  2. Abstract

    Carbon monoxide (CO) is an ozone precursor, oxidant sink, and widely used pollution tracer. The importance of anthropogenic versus other CO sources in the US is uncertain. Here, we interpret extensive airborne measurements with an atmospheric model to constrain US fossil and nonfossil CO sources. Measurements reveal a low bias in the simulated CO background and a 30% overestimate of US fossil CO emissions in the 2016 National Emissions Inventory. After optimization we apply the model for source partitioning. During summer, regional fossil sources account for just 9%–16% of the sampled boundary layer CO, and 32%–38% of the North American enhancement—complicating use of CO as a fossil fuel tracer. The remainder predominantly reflects biogenic hydrocarbon oxidation plus fires. Fossil sources account for less domain‐wide spatial variability at this time than nonfossil and background contributions.
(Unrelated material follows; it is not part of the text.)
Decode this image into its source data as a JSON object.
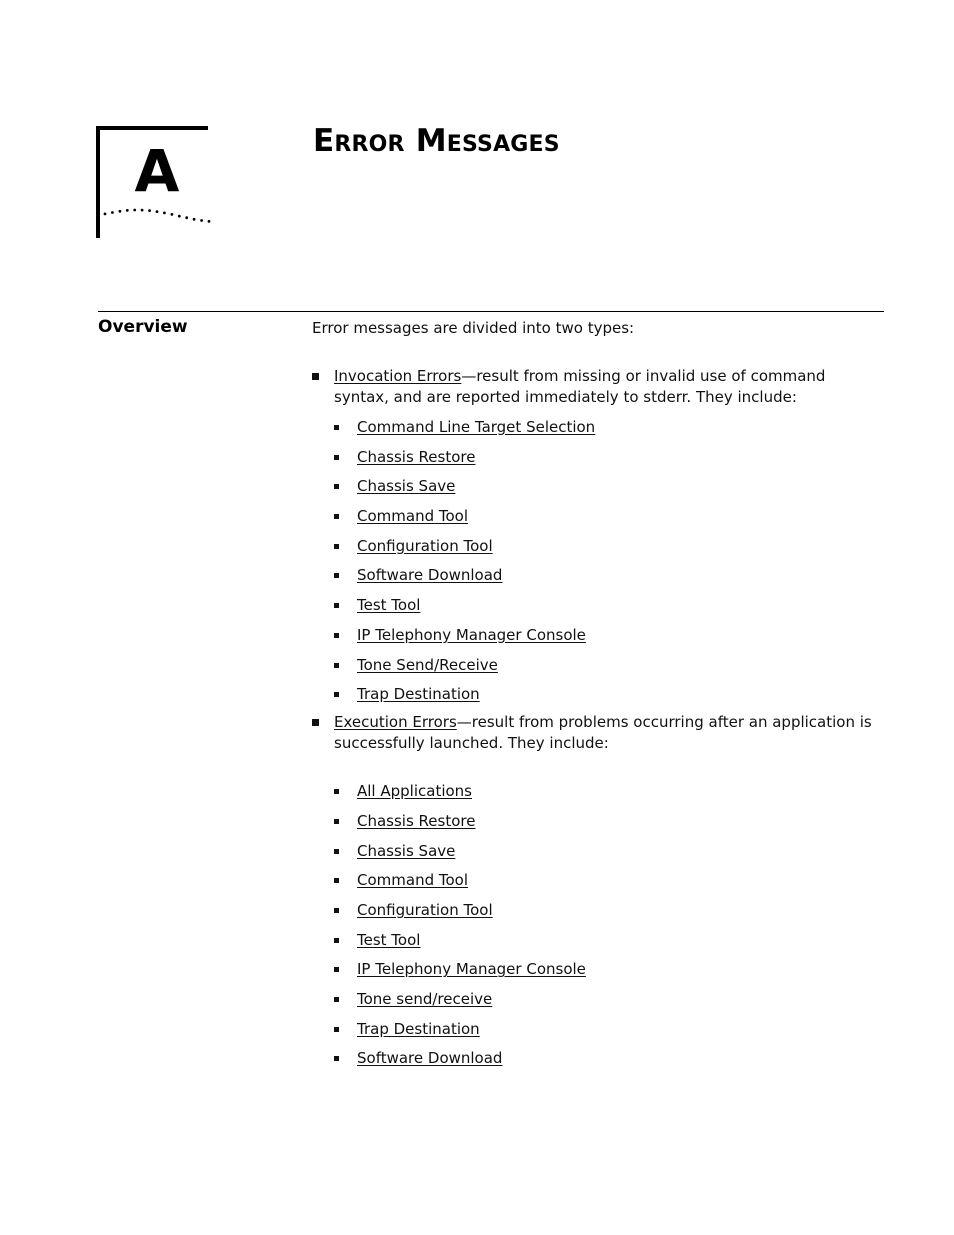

The regional fossil contribution rises in other seasons, and drives ambient variability downwind of urban areas.